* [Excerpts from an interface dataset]
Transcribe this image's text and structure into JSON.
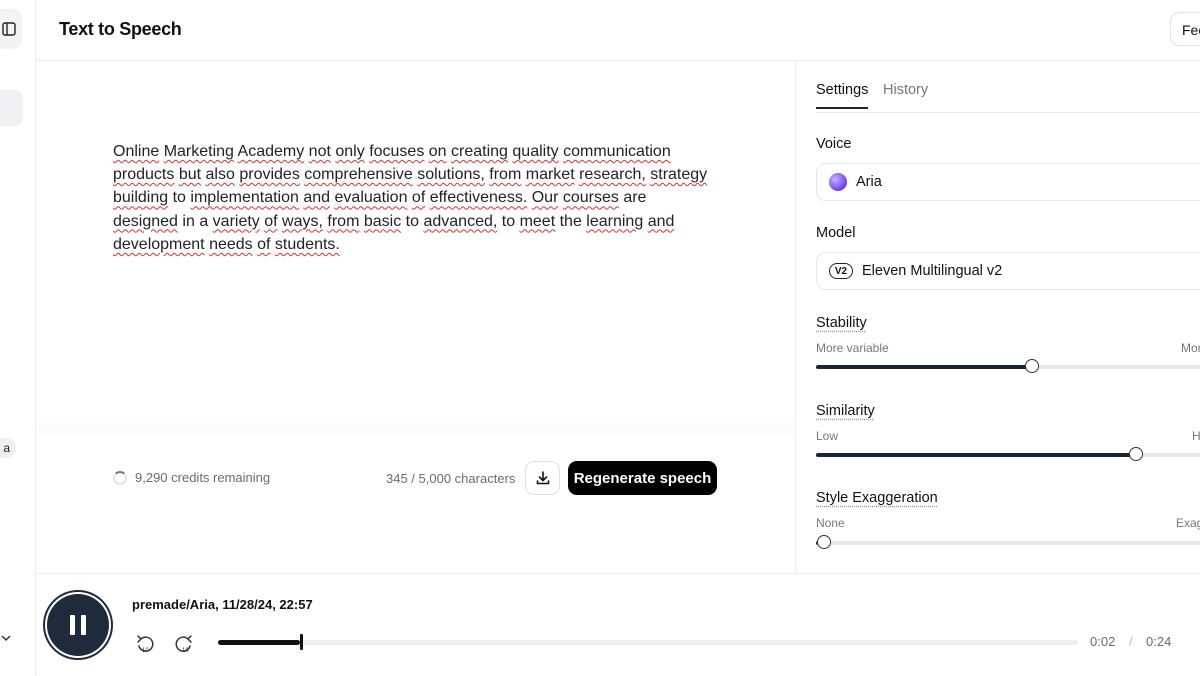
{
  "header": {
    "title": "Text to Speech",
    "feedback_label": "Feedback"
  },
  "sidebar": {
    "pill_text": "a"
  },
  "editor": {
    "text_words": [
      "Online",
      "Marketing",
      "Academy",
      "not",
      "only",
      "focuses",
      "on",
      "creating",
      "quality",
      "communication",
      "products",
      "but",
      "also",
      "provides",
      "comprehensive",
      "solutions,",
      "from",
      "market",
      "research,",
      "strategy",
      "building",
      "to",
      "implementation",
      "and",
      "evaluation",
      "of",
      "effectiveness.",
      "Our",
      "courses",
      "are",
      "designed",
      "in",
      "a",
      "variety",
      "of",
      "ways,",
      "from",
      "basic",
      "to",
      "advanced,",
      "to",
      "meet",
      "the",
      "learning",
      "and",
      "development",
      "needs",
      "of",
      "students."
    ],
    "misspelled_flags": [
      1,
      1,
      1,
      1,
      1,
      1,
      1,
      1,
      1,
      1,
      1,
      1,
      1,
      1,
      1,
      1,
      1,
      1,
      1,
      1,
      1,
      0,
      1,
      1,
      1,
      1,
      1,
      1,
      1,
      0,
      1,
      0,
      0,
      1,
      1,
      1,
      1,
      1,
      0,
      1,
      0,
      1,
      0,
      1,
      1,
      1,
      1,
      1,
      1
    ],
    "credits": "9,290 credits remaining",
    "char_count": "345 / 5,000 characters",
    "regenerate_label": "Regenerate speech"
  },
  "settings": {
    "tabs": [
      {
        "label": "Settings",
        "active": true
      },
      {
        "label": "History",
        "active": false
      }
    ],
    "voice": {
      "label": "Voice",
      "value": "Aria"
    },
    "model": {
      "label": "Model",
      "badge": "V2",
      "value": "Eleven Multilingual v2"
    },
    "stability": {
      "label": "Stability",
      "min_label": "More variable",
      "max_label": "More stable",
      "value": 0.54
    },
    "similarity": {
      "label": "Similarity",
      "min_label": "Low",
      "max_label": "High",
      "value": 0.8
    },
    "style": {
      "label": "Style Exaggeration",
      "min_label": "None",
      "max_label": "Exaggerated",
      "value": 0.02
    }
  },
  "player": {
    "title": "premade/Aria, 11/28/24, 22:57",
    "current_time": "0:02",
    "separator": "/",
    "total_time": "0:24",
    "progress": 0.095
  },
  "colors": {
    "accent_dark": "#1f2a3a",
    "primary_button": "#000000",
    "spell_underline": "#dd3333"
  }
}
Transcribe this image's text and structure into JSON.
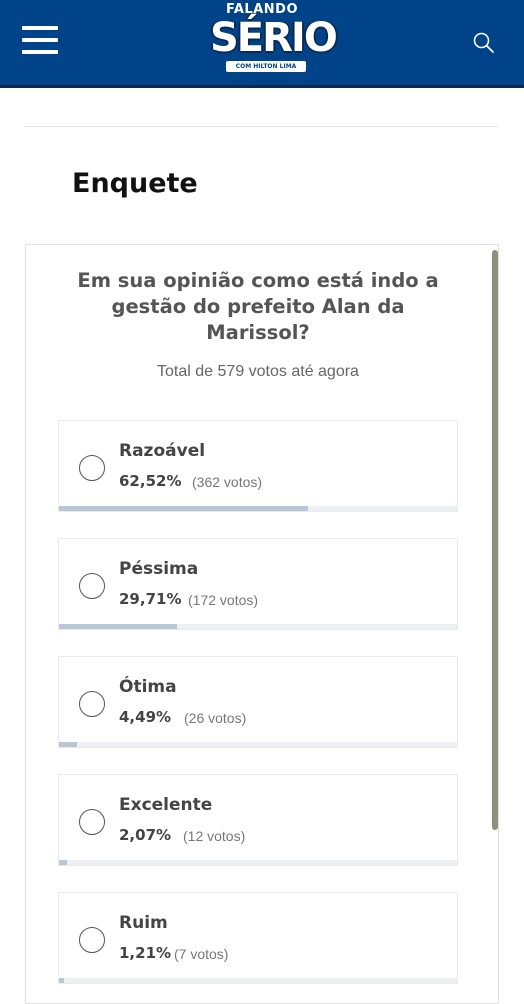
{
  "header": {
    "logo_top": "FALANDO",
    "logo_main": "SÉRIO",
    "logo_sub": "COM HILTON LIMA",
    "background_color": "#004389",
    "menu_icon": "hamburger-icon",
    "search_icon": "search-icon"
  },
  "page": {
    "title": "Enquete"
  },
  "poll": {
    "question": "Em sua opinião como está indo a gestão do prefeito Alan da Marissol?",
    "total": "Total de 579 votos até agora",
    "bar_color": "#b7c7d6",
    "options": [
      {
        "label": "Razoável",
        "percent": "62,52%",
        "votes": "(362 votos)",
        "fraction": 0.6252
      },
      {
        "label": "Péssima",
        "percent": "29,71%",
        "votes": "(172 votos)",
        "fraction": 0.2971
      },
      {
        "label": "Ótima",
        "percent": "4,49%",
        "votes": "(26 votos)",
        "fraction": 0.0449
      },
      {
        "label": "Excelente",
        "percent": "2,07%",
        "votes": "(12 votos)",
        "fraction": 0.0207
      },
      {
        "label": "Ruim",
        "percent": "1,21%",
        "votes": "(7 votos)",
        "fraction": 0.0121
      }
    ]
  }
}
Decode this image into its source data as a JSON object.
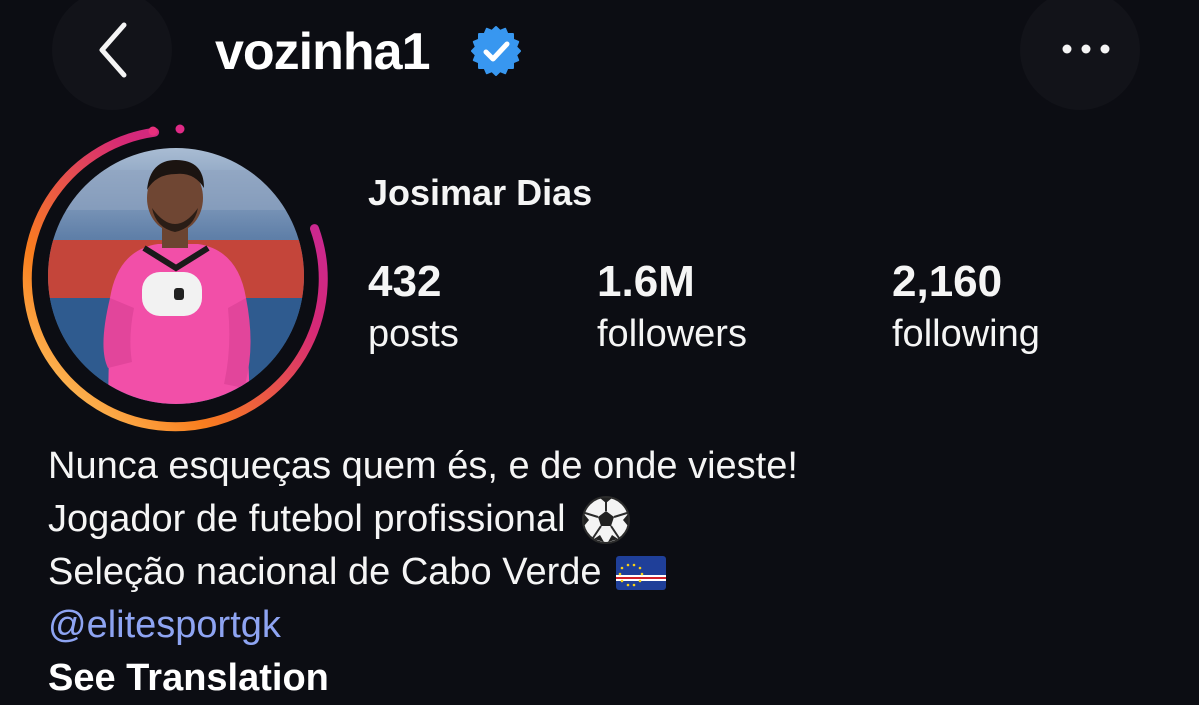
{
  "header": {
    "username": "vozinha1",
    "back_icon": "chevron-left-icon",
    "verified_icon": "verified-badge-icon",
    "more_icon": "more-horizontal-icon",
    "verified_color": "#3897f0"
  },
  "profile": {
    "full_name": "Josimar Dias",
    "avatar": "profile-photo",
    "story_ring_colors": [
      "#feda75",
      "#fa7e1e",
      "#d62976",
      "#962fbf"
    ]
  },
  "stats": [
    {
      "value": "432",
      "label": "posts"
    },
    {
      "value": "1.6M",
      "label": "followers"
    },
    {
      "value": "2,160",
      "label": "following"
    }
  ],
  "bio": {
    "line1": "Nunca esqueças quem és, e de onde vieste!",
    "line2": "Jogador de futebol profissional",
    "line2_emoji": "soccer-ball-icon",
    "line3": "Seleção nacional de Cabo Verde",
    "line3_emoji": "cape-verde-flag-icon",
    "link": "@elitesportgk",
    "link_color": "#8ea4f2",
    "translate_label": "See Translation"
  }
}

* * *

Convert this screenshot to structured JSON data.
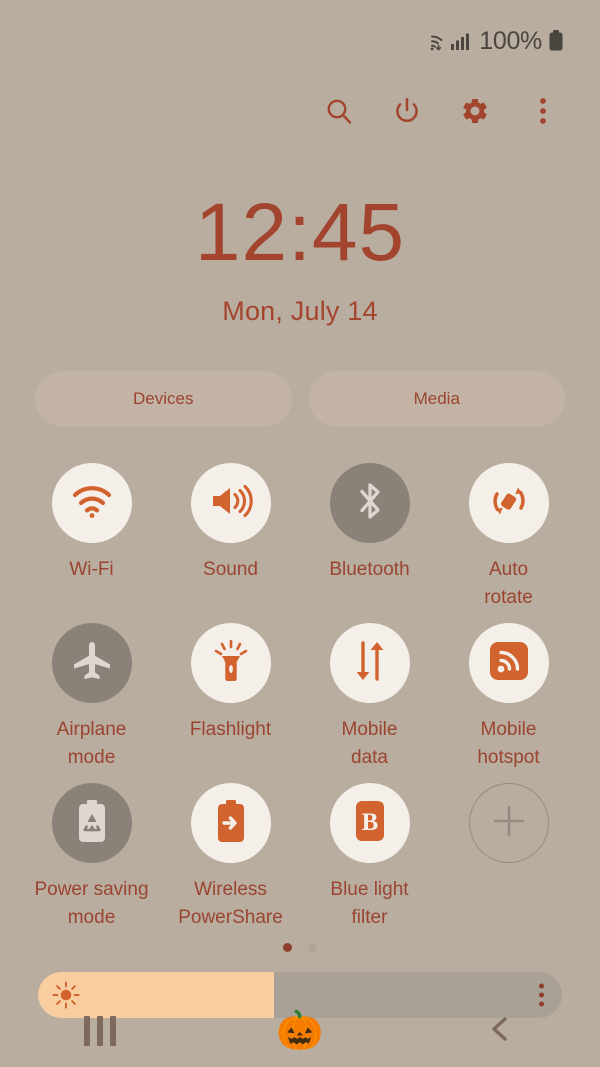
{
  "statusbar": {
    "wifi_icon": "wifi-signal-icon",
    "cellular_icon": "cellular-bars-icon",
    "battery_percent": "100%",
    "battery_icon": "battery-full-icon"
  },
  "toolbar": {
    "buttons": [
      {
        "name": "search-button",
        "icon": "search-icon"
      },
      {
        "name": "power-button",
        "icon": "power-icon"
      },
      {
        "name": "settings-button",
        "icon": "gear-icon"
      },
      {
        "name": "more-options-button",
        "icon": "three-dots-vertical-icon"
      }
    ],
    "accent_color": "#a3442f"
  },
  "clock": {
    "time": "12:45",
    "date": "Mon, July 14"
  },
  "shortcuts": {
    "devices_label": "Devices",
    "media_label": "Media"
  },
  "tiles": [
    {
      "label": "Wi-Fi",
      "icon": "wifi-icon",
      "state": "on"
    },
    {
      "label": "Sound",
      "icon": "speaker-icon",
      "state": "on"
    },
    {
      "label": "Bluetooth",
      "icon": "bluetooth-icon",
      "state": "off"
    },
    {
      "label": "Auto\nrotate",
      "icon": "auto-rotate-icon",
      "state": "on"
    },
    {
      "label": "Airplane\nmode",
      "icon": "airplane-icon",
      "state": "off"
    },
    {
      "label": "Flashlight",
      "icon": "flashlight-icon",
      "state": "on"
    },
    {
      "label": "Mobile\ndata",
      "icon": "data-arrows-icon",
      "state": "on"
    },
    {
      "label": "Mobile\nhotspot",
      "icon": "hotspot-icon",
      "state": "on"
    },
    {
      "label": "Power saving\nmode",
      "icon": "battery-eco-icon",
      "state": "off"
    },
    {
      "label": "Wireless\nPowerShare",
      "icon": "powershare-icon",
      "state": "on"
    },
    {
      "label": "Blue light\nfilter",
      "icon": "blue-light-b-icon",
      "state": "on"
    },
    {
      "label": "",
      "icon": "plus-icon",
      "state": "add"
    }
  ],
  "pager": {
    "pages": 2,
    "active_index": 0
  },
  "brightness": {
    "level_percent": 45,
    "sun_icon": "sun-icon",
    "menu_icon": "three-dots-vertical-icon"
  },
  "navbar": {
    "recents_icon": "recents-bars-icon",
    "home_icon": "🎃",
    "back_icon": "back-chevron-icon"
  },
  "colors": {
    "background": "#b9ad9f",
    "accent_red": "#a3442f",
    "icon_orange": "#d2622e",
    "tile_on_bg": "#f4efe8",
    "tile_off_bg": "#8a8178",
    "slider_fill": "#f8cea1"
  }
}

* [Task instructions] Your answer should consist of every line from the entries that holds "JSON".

* [Exercise solution]
Transcribe this image's text and structure into JSON.
Transcribe this image's text and structure into JSON.
Decode this image into its source data as a JSON object.
Convert this screenshot to structured JSON data.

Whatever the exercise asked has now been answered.